Tax scams are running rampant in this country. Americans by the million are looking forward to the stimulus package, and because of this, an increase in con jobs is being anticipated by the IRS.
A big opportunity is offered to a con artist with any news event.
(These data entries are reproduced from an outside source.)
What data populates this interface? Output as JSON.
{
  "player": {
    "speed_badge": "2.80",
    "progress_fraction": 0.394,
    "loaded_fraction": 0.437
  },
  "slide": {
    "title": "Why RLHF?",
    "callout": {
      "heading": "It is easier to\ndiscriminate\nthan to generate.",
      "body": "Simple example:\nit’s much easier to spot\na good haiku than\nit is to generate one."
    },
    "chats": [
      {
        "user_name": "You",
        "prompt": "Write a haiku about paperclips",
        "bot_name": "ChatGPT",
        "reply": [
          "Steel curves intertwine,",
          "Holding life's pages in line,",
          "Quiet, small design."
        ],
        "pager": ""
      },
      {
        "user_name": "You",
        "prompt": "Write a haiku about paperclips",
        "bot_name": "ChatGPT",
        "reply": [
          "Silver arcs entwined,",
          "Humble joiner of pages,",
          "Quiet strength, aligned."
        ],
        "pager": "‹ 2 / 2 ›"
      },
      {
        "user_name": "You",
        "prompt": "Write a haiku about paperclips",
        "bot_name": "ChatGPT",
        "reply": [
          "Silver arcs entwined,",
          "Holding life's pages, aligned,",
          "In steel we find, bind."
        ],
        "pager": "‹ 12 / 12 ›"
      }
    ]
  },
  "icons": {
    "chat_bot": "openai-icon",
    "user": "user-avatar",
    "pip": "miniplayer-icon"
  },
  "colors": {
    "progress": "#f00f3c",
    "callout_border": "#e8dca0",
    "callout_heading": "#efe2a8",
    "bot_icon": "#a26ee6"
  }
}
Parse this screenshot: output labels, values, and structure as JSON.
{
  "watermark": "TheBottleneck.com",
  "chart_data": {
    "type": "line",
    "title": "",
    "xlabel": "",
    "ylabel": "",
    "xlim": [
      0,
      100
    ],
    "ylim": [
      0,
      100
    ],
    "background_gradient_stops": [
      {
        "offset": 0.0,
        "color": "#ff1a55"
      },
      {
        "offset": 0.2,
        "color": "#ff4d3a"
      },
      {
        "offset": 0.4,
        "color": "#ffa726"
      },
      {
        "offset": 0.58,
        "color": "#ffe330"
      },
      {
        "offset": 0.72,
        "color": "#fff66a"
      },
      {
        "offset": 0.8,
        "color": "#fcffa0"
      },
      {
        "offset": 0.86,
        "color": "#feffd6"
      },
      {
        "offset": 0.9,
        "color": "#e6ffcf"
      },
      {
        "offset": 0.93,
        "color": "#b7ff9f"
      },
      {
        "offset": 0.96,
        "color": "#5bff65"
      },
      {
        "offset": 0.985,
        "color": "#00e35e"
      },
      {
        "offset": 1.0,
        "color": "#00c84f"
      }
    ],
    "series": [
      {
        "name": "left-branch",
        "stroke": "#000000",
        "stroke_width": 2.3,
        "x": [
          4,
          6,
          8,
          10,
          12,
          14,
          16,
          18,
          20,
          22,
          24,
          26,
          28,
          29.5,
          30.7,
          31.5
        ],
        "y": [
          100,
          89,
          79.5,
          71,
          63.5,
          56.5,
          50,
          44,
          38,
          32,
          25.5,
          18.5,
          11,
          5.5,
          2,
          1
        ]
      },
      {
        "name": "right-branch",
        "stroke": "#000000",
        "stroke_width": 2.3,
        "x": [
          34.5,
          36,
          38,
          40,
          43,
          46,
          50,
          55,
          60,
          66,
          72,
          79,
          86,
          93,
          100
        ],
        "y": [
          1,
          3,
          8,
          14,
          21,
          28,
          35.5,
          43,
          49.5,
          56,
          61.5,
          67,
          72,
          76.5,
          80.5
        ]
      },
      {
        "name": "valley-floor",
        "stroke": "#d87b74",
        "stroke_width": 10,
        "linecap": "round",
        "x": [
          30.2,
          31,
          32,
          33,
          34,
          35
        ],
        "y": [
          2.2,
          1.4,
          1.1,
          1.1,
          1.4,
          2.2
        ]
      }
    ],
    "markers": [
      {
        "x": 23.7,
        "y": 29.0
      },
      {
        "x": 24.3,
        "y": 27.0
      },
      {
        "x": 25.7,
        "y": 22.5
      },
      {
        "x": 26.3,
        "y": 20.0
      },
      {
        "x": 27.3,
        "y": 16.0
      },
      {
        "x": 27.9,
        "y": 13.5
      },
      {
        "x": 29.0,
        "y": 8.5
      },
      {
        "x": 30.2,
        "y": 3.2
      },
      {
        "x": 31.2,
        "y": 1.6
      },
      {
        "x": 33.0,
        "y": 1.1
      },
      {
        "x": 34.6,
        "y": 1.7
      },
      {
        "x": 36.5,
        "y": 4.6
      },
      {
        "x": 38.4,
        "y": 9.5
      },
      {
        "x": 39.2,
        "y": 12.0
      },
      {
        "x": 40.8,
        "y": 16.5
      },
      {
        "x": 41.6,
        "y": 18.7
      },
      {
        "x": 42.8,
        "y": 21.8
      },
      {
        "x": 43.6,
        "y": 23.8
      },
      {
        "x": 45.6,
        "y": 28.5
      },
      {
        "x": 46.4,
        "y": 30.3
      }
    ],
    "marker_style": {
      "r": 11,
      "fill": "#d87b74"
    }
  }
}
It is also a perfect opportunity for identity theft.
Even before President Bush signed the legislation in February for the new stimulus package, thieves had really exceeded themselves by already pegging scams for them.
In May, the checks automatically start going out to people that have filed a 1040A, 1040 tax return for 2007.
Scammer’s are already starting to contact victims by phone and claim they represent the IRS, and they can immediately direct-deposit their rebates, If they give their bank account numbers right away.
Of course the truth is that the scammer uses that number to make you a victim of identity theft and to commit a variety of financial swindles, Not to deposit your funds.
One gentleman in Texas, I'll call him Jim, was one target that didn’t fall for this scam.
Jim received many calls in early February from a North Dakota area code; he could tell the calls were automated, because, with this type of call, it always takes a few seconds for anyone to come on the phone.
Jim actually talked to an IRS imposter many times.
It turned out it was always the same man and, every time, the scammer asked for his bank account number saying he would direct-deposit an $800 rebate into his account.
This con artist was diligent in trying to get Jim to give him all his personal information.
Jim told the scammer he knew the IRS would Never call him and request this type of information over the phone.
At this point, the con artist became extremely agitated, but, not nearly as agitated as the prospective victim was.
According to the Texas Attorney General’s Office they have received a large number of complaints about these calls and, reportedly, the fraudsters specifically refer to “Bush refunds”.
They do know millions of Americans are expecting to receive a cash payment, so they know the scammers will be stepping up their con and increase the amount of calls and emails they make to perpetuate these tax scams.
This just is not the way they work, and the last thing they do is ask for personal information on the phone or in an email.
Reported rebate scams have mainly been done by phone, but email schemes that impersonate the IRS are becoming very common.
If you would like to avoid tax scams and talk to a real IRS person, call 1-800-829-1040 or go to www.irs.gov.
If you think you have been a victim of one of these fake tax scams, file a complaint with your state Attorney General’s Office or the IRS for help with tax returns or information on stimulus payments, go to www.aarp.org/stimulus.